[Task prompt] Take the data below and filter it for lines containing the word "mnemonic"; show each line found.

[Material for this exercise]
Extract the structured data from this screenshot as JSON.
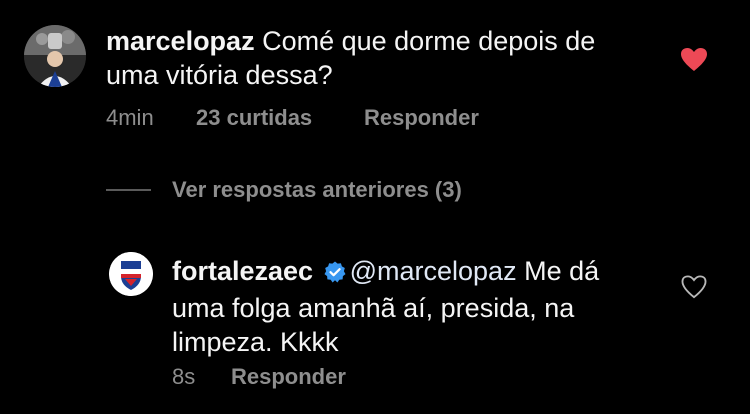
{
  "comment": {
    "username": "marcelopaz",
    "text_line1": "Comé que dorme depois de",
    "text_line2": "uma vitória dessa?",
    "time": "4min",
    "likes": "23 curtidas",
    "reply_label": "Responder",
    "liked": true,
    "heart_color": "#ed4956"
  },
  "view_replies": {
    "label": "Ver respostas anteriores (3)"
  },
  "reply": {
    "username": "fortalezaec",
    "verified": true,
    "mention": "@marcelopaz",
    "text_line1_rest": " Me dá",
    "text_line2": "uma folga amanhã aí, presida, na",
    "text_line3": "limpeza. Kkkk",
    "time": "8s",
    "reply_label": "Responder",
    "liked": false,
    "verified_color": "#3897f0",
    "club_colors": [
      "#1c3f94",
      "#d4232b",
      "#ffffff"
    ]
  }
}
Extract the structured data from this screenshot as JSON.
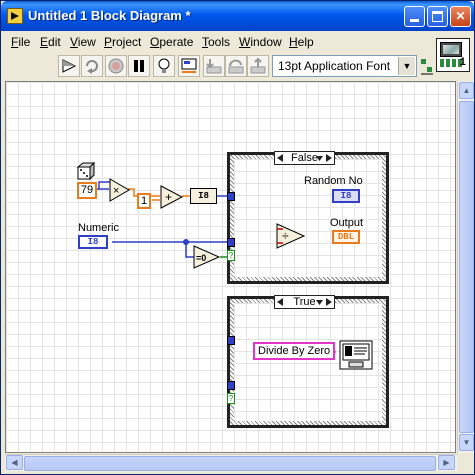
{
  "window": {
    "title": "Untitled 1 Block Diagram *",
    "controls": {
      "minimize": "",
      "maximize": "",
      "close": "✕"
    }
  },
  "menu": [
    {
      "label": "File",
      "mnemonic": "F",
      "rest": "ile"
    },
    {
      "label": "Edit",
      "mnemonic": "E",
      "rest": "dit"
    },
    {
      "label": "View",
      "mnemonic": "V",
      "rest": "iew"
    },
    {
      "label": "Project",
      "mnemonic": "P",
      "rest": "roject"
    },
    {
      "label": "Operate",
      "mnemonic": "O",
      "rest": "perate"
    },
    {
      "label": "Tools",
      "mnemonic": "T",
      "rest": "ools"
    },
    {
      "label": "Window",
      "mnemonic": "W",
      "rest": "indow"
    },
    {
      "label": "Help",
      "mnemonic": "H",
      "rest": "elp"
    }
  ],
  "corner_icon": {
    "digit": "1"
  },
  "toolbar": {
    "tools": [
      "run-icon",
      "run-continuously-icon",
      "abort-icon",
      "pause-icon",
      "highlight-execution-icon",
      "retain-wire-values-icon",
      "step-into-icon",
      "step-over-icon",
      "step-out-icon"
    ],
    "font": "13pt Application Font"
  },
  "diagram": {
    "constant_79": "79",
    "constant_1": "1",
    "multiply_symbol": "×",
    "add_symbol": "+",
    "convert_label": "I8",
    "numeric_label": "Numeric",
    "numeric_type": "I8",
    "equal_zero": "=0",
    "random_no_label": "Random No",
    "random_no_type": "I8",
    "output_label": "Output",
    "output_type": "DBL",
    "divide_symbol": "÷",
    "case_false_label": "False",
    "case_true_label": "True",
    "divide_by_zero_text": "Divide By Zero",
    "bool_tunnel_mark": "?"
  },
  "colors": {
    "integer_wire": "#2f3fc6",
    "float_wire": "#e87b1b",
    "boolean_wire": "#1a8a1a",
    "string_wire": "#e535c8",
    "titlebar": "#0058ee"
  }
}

[Exercise solution]
      "mnemonic": "F",
      "mnemonic": "E",
      "mnemonic": "V",
      "mnemonic": "P",
      "mnemonic": "O",
      "mnemonic": "T",
      "mnemonic": "W",
      "mnemonic": "H",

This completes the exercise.